To design any electrical circuit, either analog or digital, electrical engineers need to be able to predict the voltages and currents at all places within the circuit. Linear circuits, that is, circuits wherein the outputs are linearly dependent on the inputs, can be analyzed by hand using complex analysis. Simple nonlinear circuits can also be analyzed in this way. Specialized software has been created to analyze circuits that are either too complicated or too nonlinear to analyze by hand.
Circuit simulation software allows engineers to design circuits more efficiently, reducing the time cost and risk of error involved in building circuit prototypes. Some of these make use of hardware description languages such as VHDL or Verilog.
Network simulation software
Linearization around operating point
When faced with a new circuit, the software first tries to find a steady state solution wherein all the nodes conform to Kirchhoff's Current Law and the voltages across and through each element of the circuit conform to the voltage/current equations governing that element.
Once the steady state solution is found, the software can analyze the response to perturbations using piecewise approximation, harmonic balance or other methods.
Piece-wise linear approximation
Software such as the PLECS interface to Simulink uses piecewise linear approximation of the equations governing the elements of a circuit. The circuit is treated as a completely linear network of ideal diodes. Every time a diode switches from on to off or vice versa, the configuration of the linear network changes. Adding more detail to the approximation of equations increases the accuracy of the simulation, but also increases its
Simple circuits may be designed by connecting a number of elements or functional blocks such as integrated circuits.
More complex digital circuits are typically designed with the aid of computer software.
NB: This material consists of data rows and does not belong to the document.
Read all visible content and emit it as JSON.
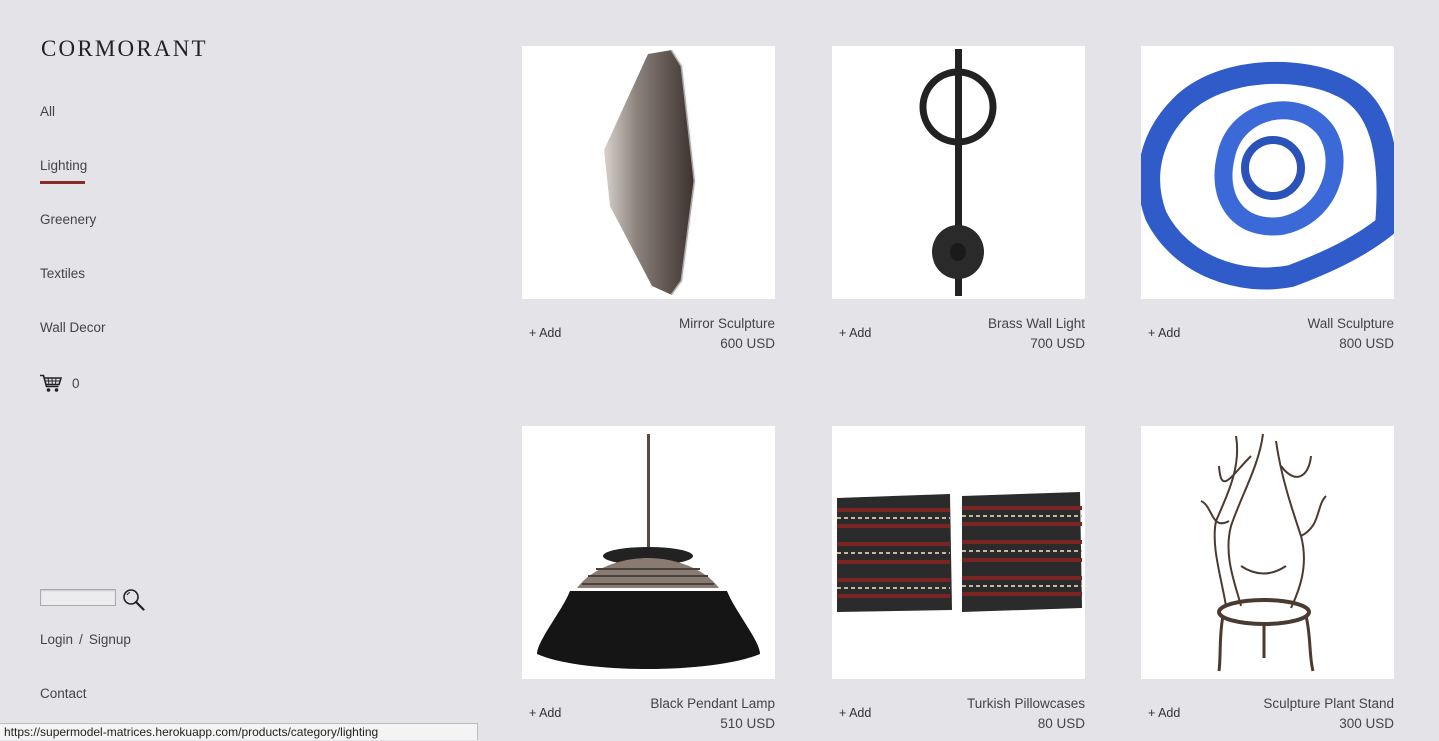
{
  "brand": {
    "name": "CORMORANT"
  },
  "nav": {
    "items": [
      {
        "label": "All"
      },
      {
        "label": "Lighting",
        "active": true
      },
      {
        "label": "Greenery"
      },
      {
        "label": "Textiles"
      },
      {
        "label": "Wall Decor"
      }
    ]
  },
  "cart": {
    "icon": "shopping-cart-icon",
    "count": "0"
  },
  "search": {
    "placeholder": "",
    "value": "",
    "icon": "magnifier-icon"
  },
  "auth": {
    "login_label": "Login",
    "separator": "/",
    "signup_label": "Signup"
  },
  "contact": {
    "label": "Contact"
  },
  "products": [
    {
      "name": "Mirror Sculpture",
      "price": "600 USD",
      "add_label": "+ Add"
    },
    {
      "name": "Brass Wall Light",
      "price": "700 USD",
      "add_label": "+ Add"
    },
    {
      "name": "Wall Sculpture",
      "price": "800 USD",
      "add_label": "+ Add"
    },
    {
      "name": "Black Pendant Lamp",
      "price": "510 USD",
      "add_label": "+ Add"
    },
    {
      "name": "Turkish Pillowcases",
      "price": "80 USD",
      "add_label": "+ Add"
    },
    {
      "name": "Sculpture Plant Stand",
      "price": "300 USD",
      "add_label": "+ Add"
    }
  ],
  "status_bar": {
    "url": "https://supermodel-matrices.herokuapp.com/products/category/lighting"
  },
  "colors": {
    "background": "#e4e4e8",
    "accent": "#8a2a2a",
    "card": "#ffffff"
  }
}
Logic circuits (and sometimes mixed mode circuits) are often described in such hardware description languages as HDL, VHDL or Verilog, then synthesized using a logic synthesis engine.